Saturday, September 29, 2012

Sailor Mouth Saturday: Nelson's Blood

Today is a special occasion, a holiday in the truest sense of that word, for those of us who live and breathe  nautical history. On this day in 1758 Admiral Horatio 1st Viscount Nelson was born in Burnham Thorpe, Norfolk, England. Perhaps the greatest naval hero of modern times, it would take the U.S. another 50 plus years to produce his like in the person of Admiral David Farragut. And we've had some awesome naval heroes on this side of the pond, let me tell you.

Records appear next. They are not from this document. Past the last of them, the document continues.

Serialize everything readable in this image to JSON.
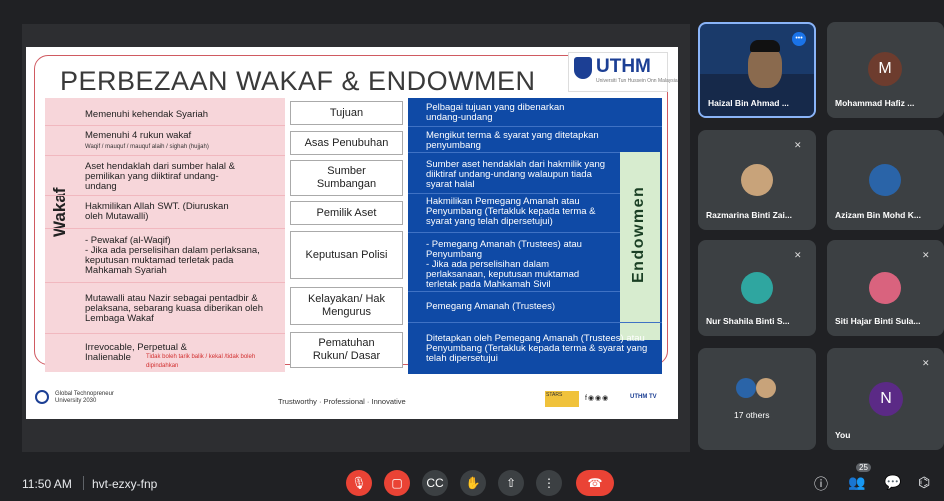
{
  "slide": {
    "title": "PERBEZAAN WAKAF & ENDOWMEN",
    "logo": "UTHM",
    "logo_sub": "Universiti Tun Hussein Onn Malaysia",
    "wakaf_label": "Wakaf",
    "endowmen_label": "Endowmen",
    "wakaf_rows": [
      {
        "text": "Memenuhi kehendak Syariah",
        "small": ""
      },
      {
        "text": "Memenuhi 4 rukun wakaf",
        "small": "Waqif / mauquf / mauquf alaih / sighah (hujjah)"
      },
      {
        "text": "Aset hendaklah dari sumber halal & pemilikan yang diiktiraf undang-undang",
        "small": ""
      },
      {
        "text": "Hakmilikan Allah SWT. (Diuruskan oleh Mutawalli)",
        "small": ""
      },
      {
        "text": "- Pewakaf (al-Waqif)\n- Jika ada perselisihan dalam perlaksana, keputusan muktamad terletak pada Mahkamah Syariah",
        "small": ""
      },
      {
        "text": "Mutawalli atau Nazir sebagai pentadbir & pelaksana, sebarang kuasa diberikan oleh Lembaga Wakaf",
        "small": ""
      },
      {
        "text": "Irrevocable, Perpetual & Inalienable",
        "small": "Tidak boleh tarik balik / kekal /tidak boleh dipindahkan"
      }
    ],
    "criteria": [
      "Tujuan",
      "Asas Penubuhan",
      "Sumber Sumbangan",
      "Pemilik Aset",
      "Keputusan Polisi",
      "Kelayakan/ Hak Mengurus",
      "Pematuhan Rukun/ Dasar"
    ],
    "endowmen_rows": [
      "Pelbagai tujuan yang dibenarkan undang-undang",
      "Mengikut terma & syarat yang ditetapkan penyumbang",
      "Sumber aset hendaklah dari hakmilik yang diiktiraf undang-undang walaupun tiada syarat halal",
      "Hakmilikan Pemegang Amanah atau Penyumbang (Tertakluk kepada terma & syarat yang telah dipersetujui)",
      "- Pemegang Amanah (Trustees) atau Penyumbang\n- Jika ada perselisihan dalam perlaksanaan, keputusan muktamad terletak pada Mahkamah Sivil",
      "Pemegang Amanah (Trustees)",
      "Ditetapkan oleh Pemegang Amanah (Trustees) atau Penyumbang (Tertakluk kepada terma & syarat yang telah dipersetujui"
    ],
    "footer": {
      "gt_line1": "Global Technopreneur",
      "gt_line2": "University 2030",
      "tagline": "Trustworthy · Professional · Innovative",
      "stars": "STARS",
      "social": "f◉◉◉",
      "tv": "UTHM TV"
    }
  },
  "participants": [
    {
      "name": "Haizal Bin Ahmad ...",
      "initial": "",
      "color": "#1a3a6a"
    },
    {
      "name": "Mohammad Hafiz ...",
      "initial": "M",
      "color": "#6d3c2e"
    },
    {
      "name": "Razmarina Binti Zai...",
      "initial": "",
      "color": "#3c4043"
    },
    {
      "name": "Azizam Bin Mohd K...",
      "initial": "",
      "color": "#3c4043"
    },
    {
      "name": "Nur Shahila Binti S...",
      "initial": "",
      "color": "#3c4043"
    },
    {
      "name": "Siti Hajar Binti Sula...",
      "initial": "",
      "color": "#3c4043"
    },
    {
      "name": "17 others",
      "initial": "",
      "color": "#3c4043"
    },
    {
      "name": "You",
      "initial": "N",
      "color": "#5b2a86"
    }
  ],
  "bottom": {
    "time": "11:50 AM",
    "meeting_code": "hvt-ezxy-fnp",
    "participant_count": "25"
  }
}
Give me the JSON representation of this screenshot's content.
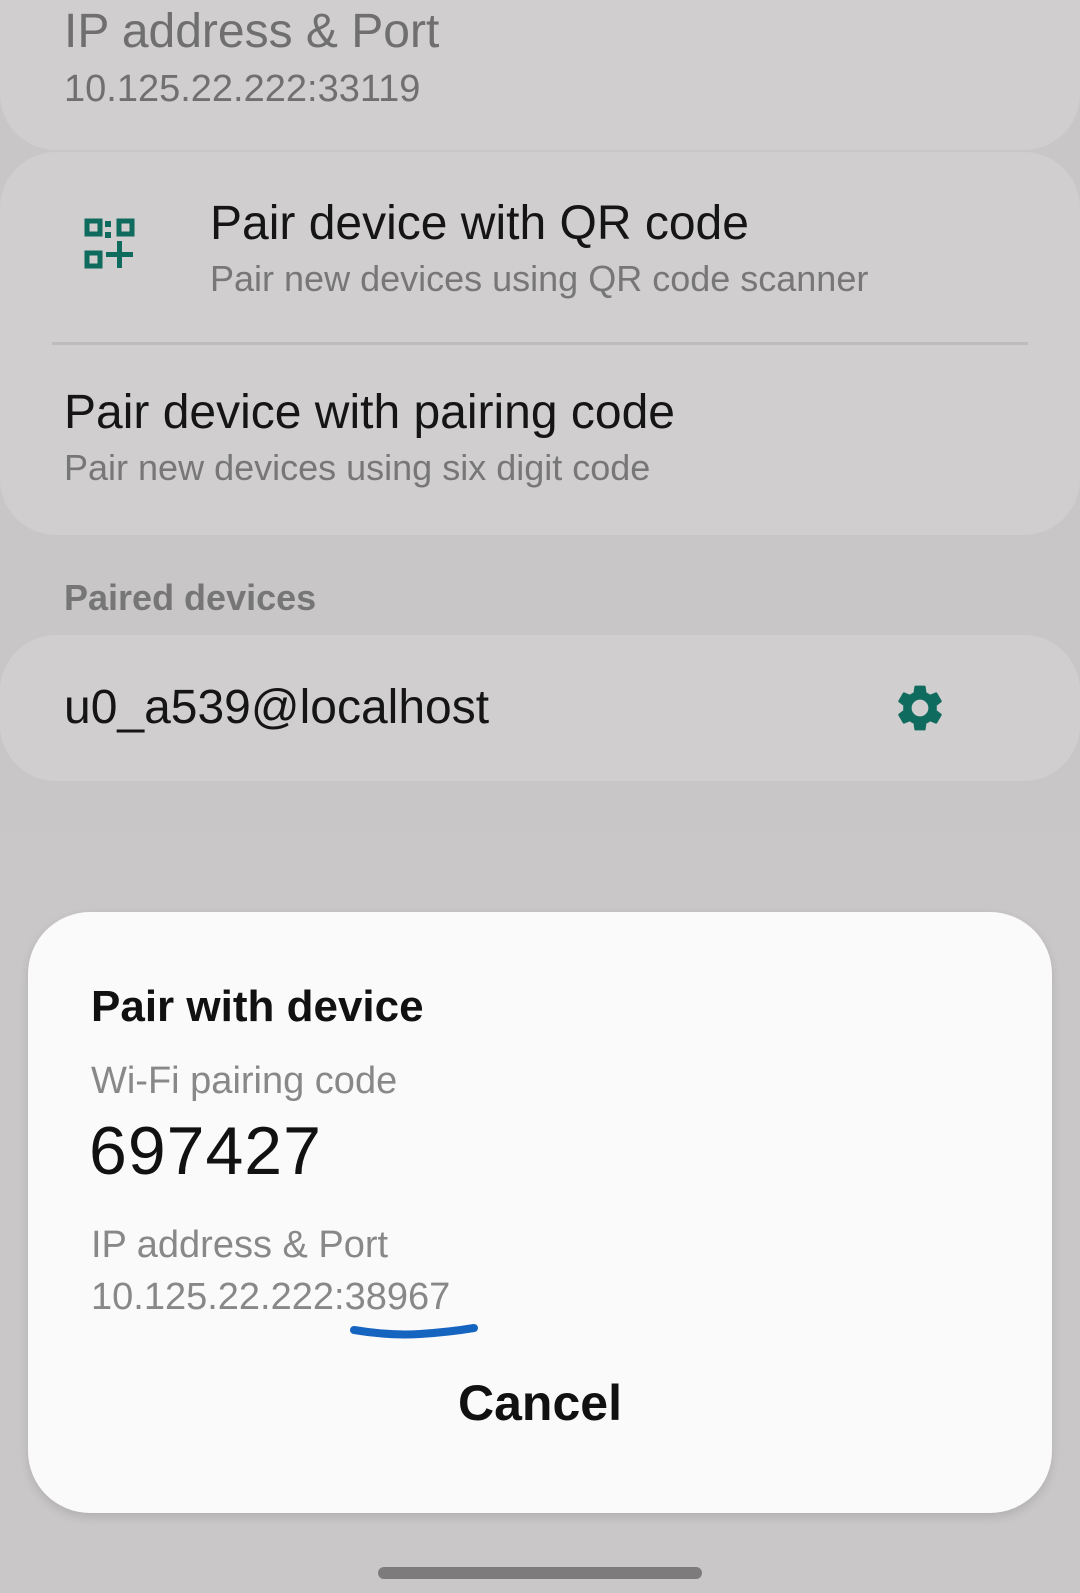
{
  "top_item": {
    "title": "IP address & Port",
    "value": "10.125.22.222:33119"
  },
  "pair_options": [
    {
      "title": "Pair device with QR code",
      "subtitle": "Pair new devices using QR code scanner",
      "icon": "qr-code-add-icon"
    },
    {
      "title": "Pair device with pairing code",
      "subtitle": "Pair new devices using six digit code"
    }
  ],
  "paired_devices": {
    "label": "Paired devices",
    "items": [
      {
        "name": "u0_a539@localhost",
        "icon": "gear-icon"
      }
    ]
  },
  "dialog": {
    "title": "Pair with device",
    "code_label": "Wi-Fi pairing code",
    "code": "697427",
    "address_label": "IP address & Port",
    "address": "10.125.22.222:38967",
    "cancel_label": "Cancel"
  },
  "colors": {
    "accent": "#0f6b5e",
    "annotation": "#1565c0"
  }
}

But I digress. To honor The Great One, Triple P will stray a bit from the usual SMS format and give you a shanty instead. A shanty, that is, written to commemorate Nelson's life and tragic death. Known alternatively as "Nelson's Blood" or "The Golden Chariot", the song became popular among English speaking seaman not long after Nelson's death in 1805.

The phrasing, as with most sea songs, is repetitive and easy to sing. Various versions of the song exist (find my favorite, by The Corsairs, on their album "Songs from the Road" available for download here) but they all refer to Nelson's blood. Legend has it that the Admiral's body was packed in a barrel of rum for transport home aboard his flagship Victory. Men were said to sneak swigs from the barrel in order to gain a bit of Nelson's greatness. Thus rum took on the moniker: Nelson's Blood.

While the story may hold some truths, most of it is probably apocryphal Be that as it may, the shanty is a wonderful way to remember Admiral Nelson. It's also great to sing while hoisting a tankard of Nelson's blood.

A drop of Nelson's blood wouldn't do us any harm,
A drop of Nelson's blood wouldn't do us any harm,
A drop of Nelson's blood wouldn't do us any harm;
And we'll all hang down behind.

So we'll roll the Golden Chariot along,
We'll roll the Golden Chariot along,
We'll roll the Golden Chariot along;
And we'll all hang down behind.

The image is of men following Nelson's funeral wagon to the place of his burial, which many a Royal Navy sailor by land at the time did. Various other stanzas become more bawdy as they go, referring to things that "wouldn't do us any harm" such as a night in jail, a saucy wench and a fat old cook. The chorus of following the Golden Chariot continues throughout and most singers of the shanty end with the drop of Nelson's blood refrain.

So, a mug o' grog and a hearty Huzzah! for Admiral Nelson. Happy Saturday, Brethren. May fair winds follow you, and your Nelson's blood always be the best of quality.

Header: The Apotheosis of Nelson by Pierre-Nicola LeGrand c 1818 via Wikipedia


Blue Lou Logan said...

...and a plate of Irish stew wouldn't do us any harm. Yum, stew.

Wasn't gonna have another drink tonight (I'm done with antibiotics, YAY!!!), but I gotta raise one with you and the Brethren. Alas, the rum is cheap, but a pirate can't be picky between prizes (or paychecks). Here's to Nelson, and to Saturdays.

(PS--I'm getting some music ready over here for the Journal, too.)

Pauline said...

Cheers, mate! I'm with you on the antibiotics - 9 more treatments and I'm done with radiation.

Can't wait to see what you've got cooked up over at the Journal. Of course I think of you every time I do a "musical" post :)

Take care, brother; Huzzah!

Timmy! said...

Huzzah for Lord Nelson! And for the Corsairs, Pauline.

Pauline said...

Both are great, although tie goes to Admiral Nelson I must say.

Charles L. Wallace said...

Ah, Nelson! What a great story, Pauline, and thankee.... indeed, a drop of Nelson's blood wouldn't do no harm: (Nelson - my mother's maiden name ;-)

Rick said...

My dad used to sing this with an a capella folk quartet he was in - I think, though, they used to sing 'the old chariot' rather than the golden chariot! Still a rousing shanty!

Rick said...

Nearly forgot - got an idea for a Sailor Mouth Saturday for you Pauline - Killick. Not only a term for an improvised anchor, 'tis a nickname for a leading RN seaman and the name of Aubrey's steward!!

Pauline said...

Wally: Seriously? Maybe you're related? You've got the sea in your blood either way :)

Rick: It's a good one, and nice to hear around the house as well as the dock. Killick's a good one, too. It will also be an opportunity to talk about dear old Preserved as you note.